The memories you retain also have an uncanny, larger-than-life quality, pitched between the real and the fabricated. Film-making may be tedious, but at its heart is a dressing-up joy, and while the thrill in the cinema is of seeing something made to look real, the delight during the making is of watching the world turn into fiction. On my first visit to the derelict factory in Peckham used as office and studio (Peckham International Screen Studios, or PISS, as some of the crew called it) they were shooting a scene set in a Cairo brothel and the place was crawling with prostitutes. There was talk of bringing a camel to Peckham. Less colourfully, I went several times to a pub (also derelict) in Clapham that served as the novel’s Coach and Horses in Bermondsey, so that it became like popping into some genuine local – except that I had the privilege of seeing the place undergo extraordinary overnight historical changes, from the 1940s right through to the 1980s. 

Perhaps most uncanny of all is the memory of standing at the end of a rainswept and freezing Margate Pier for the final ash-throwing scene. Once again, as with Canterbury Cathedral, I was present at a real and precise place (and I’d been here before too, to check out the ash-throwing possibilities) that was at the same time a scene in a film and a place in a book, though it had all been once just a notion in my brain. Not the real place, of course; that existed. Though even here, there was an uncanny twist. 

I can confess now, with reference to my lax methods of research, that when I conceived the scene while writing the book I’d never been to Margate. I’d pictured ‘Margate Pier’ like any other seaside pier—a boardwalked affair on iron struts with white filigree structures on top—not knowing at all that the real Margate Pier, as in finished book and film, is just a rough, grim harbour wall. Margate had never had a ‘pier’ in the stereotypical sense, though it had had something that looked like it, destroyed by a storm in the 1970s, called the Jetty. 

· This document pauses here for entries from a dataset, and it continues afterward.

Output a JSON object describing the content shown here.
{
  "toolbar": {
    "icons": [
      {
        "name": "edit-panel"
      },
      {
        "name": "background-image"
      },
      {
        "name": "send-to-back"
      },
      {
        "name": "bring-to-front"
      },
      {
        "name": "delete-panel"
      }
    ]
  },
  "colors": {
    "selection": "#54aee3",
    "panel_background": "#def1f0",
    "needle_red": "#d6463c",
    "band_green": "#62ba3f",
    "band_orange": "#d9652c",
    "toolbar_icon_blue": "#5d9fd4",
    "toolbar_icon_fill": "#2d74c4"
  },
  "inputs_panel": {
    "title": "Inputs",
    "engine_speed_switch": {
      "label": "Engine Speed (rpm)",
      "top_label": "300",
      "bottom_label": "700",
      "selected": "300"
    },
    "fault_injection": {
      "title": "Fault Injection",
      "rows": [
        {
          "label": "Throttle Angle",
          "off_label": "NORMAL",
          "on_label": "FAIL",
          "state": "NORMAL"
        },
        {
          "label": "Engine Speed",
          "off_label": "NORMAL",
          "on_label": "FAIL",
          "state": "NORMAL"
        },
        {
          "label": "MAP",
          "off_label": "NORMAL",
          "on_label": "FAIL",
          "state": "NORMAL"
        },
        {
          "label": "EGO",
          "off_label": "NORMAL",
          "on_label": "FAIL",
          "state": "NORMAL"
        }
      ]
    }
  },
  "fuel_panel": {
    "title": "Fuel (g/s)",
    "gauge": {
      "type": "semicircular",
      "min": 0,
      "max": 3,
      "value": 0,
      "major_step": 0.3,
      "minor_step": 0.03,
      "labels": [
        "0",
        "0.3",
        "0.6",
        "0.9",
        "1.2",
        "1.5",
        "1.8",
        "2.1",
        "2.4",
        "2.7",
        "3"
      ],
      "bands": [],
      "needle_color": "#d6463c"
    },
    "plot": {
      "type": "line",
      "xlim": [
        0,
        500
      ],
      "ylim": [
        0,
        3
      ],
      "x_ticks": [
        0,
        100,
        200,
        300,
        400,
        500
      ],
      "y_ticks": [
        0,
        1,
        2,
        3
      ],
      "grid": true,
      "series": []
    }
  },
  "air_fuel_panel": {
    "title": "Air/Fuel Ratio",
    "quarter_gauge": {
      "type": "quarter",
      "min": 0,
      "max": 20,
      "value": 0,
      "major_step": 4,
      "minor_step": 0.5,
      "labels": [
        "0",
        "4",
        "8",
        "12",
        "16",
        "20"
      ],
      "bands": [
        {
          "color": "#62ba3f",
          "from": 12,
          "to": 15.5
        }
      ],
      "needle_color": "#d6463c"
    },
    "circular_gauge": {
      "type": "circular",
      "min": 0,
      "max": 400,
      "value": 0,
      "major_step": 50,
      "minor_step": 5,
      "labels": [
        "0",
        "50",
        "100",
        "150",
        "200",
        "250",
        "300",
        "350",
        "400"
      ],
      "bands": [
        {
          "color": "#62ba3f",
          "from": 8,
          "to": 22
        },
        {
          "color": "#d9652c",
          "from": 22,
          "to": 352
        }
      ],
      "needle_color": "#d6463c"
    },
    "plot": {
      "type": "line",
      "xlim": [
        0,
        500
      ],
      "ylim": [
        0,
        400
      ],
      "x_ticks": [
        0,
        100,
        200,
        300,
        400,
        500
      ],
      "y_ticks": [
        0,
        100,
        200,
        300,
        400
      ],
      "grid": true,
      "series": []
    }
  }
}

Fortunately, I managed to turn this novel-confounding discovery to eventual advantage. The Jetty–Pier confusion becomes a confusion (or a complication in their memories) that the characters themselves share. It adds, I hope, to the tissue of the novel rather than wrecking it. But as I stood on the very real and very wet Margate Pier I had the fleeting, private thought that the scene I was now ‘in’ was not, in fact, as I’d once, erroneously, pictured it. I’d arrived here at Margate Pier by my own novel-writing detour. But there was more than one personal detour involved on that pier. When I’d gone in the 1960s to see David Hemmings in Blowup, I could never have imagined he’d one day star in a film of a book of mine, but even less could I have imagined that I’d one day find myself talking to him at the end of a miserably exposed harbour wall. Life and the imagination stage some strange surprises. It was while we chatted at the end of Margate Pier that he told me that his own career had really begun, a long time before, in Margate, or rather in Cliftonville, just next door. In those days he’d been a boy singer, but then his voice had broken and he’d gone into acting instead. 

As we talked, the rain (it was December) sluiced down. I was in full waterproof gear while David was in the ordinary clothes required by his part, and completely soaked. He scorned going into the tent-like structure, with a heater inside, reserved for the actors when they weren’t required—claiming that this only made you feel colder when you came out and it took you ‘out’ of your part. He’d also, I’d noticed, been taking a keen and curious interest, between takes, in the seagulls that were swooping around, sometimes flapping his arms towards them as if offering them something. He had to remind me that in my book when the ashes are thrown, some seagulls momentarily dive towards them, imagining they might be food. He was trying to get the seagulls to perform their part.